You are here: Home General Nearing End Of ... How To Talk With Family ...
Information about all aspects of finances affected by a serious health condition. Includes income sources such as work, investments, and private and government disability programs, and expenses such as medical bills, and how to deal with financial problems.
Information about all aspects of health care from choosing a doctor and treatment, staying safe in a hospital, to end of life care. Includes how to obtain, choose and maximize health insurance policies.
Answers to your practical questions such as how to travel safely despite your health condition, how to avoid getting infected by a pet, and what to say or not say to an insurance company.

Nearing End Of Life From Breast Cancer

How To Talk With Family And Friends

Next » « Previous


It can be very hard to talk about nearing end of life and about death.  However, studies show that cancer care goes more smoothly when everyone stays open and talks about the issues. Many people are reassured and comforted by sharing feelings and taking the time to say what they need to.

Knowing that people cope with news in their own way will help everyone deal with their emotions. 

Decide which of your family and friends you want to tell about your health situation.
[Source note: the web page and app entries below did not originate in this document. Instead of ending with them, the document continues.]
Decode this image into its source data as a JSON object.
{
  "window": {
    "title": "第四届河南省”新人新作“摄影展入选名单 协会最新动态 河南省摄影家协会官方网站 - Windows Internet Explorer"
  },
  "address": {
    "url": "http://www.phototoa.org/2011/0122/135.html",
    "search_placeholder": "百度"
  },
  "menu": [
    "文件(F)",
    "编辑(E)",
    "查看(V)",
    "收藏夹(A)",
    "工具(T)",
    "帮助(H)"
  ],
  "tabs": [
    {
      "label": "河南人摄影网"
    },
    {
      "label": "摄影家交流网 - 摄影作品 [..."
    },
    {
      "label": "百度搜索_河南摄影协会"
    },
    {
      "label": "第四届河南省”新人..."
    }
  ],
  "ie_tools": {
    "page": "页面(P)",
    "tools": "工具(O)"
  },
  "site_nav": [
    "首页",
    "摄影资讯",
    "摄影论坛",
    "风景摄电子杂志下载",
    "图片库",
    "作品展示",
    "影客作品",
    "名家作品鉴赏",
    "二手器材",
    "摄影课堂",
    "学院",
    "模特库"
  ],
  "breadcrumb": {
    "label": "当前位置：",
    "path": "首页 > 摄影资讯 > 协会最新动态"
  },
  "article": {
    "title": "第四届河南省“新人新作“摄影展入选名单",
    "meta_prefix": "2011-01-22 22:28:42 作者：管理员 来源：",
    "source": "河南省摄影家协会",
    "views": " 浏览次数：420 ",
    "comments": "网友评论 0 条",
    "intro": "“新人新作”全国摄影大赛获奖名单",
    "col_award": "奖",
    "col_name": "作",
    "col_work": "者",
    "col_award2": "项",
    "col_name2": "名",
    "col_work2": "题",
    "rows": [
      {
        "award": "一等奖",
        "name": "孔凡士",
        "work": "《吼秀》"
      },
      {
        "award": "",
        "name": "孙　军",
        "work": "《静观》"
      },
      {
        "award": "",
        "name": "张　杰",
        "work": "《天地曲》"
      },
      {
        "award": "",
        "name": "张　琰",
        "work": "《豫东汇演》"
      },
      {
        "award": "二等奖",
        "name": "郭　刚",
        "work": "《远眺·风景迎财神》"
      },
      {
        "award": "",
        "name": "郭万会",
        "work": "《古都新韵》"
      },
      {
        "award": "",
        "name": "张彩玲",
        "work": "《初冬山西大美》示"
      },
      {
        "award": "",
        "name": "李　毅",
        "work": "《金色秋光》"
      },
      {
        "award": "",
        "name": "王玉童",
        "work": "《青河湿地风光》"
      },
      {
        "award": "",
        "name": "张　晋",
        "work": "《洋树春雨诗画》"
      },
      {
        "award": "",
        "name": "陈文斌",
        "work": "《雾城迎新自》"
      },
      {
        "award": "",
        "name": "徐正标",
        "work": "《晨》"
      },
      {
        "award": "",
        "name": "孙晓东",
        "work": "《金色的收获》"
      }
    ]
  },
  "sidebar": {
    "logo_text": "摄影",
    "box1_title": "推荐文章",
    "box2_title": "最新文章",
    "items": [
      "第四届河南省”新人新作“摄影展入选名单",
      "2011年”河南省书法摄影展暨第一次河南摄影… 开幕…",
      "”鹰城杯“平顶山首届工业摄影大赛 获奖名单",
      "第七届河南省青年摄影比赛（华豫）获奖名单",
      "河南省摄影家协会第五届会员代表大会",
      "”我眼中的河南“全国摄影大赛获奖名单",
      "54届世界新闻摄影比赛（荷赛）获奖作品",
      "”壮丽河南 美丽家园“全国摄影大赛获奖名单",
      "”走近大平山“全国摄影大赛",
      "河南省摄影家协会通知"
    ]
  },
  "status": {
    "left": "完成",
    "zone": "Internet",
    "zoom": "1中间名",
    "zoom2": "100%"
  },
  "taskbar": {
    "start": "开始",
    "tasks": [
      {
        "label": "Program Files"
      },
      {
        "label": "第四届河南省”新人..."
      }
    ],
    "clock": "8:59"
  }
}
There is no right or wrong. However, keep in mind that:

  • People need to know what is going on in order to be supportive.
  • Keeping a secret is stressful. The greater the secret, the greater the stress.
  • Children will likely sense a shift. They will assume they have done something wrong. Consider telling them in an age appropriate manner. Assure them they will be okay.

Your loved ones may need time to adjust to the new stage of your illness. They need to come to terms with their own feelings. Their feelings may include confusion, shock, helplessness, fear, sadness or anger. Let them know that they can offer you comfort just by being themselves and by being at ease with you. Ask them to listen when you need it, rather than try to solve every problem.

Remind people that you are still the same person you always were. Let them know if it's all right to ask questions or tell you how they feel. Sometimes just reminding them to be there for you is enough.

Some families have trouble expressing their needs to each other. Other families simply do not get along with each other. If you don't feel comfortable talking with family members, ask a member of your health care team to help. You could also ask a social worker or other professional to hold a family meeting. This may help family members feel safer to express their feelings openly. It can also be a time for you and your family to meet with your team to problem-solve and set goals.

Don't be surprised if relationships change. Many people have trouble coping with their own painful feelings. Not everyone can handle the thought that they might lose you. Other people may not know what to say to you or do for you. 


  • If you haven’t before, now is the time to have a discussion with your Healthcare Proxy (the person you appoint under a Healthcare Power Of Attorney to speak for you about medical care decisions if you become unable to communicate your self). Let him or her know your general feelings about matters so he or she has guidelines to help make decisions. Also let the person know that we ahve information about how to enforce a Healthcare Power of Attorney and other Advance Directives.
  • Consider making contact with other people in a similar situation. You can do this through a support group (in person, on line or over the telephone), a self help group (also available in person, on line or over the telephone) or with an individual such as a Cancer Buddy.

For more information, see:

Please share how this information is useful to you. 0 Comments


Post a Comment Have something to add to this topic? Contact Us.

Characters remaining:

  • Allowed markup: <a> <i> <b> <em> <u> <s> <strong> <code> <pre> <p>
    All other tags will be stripped.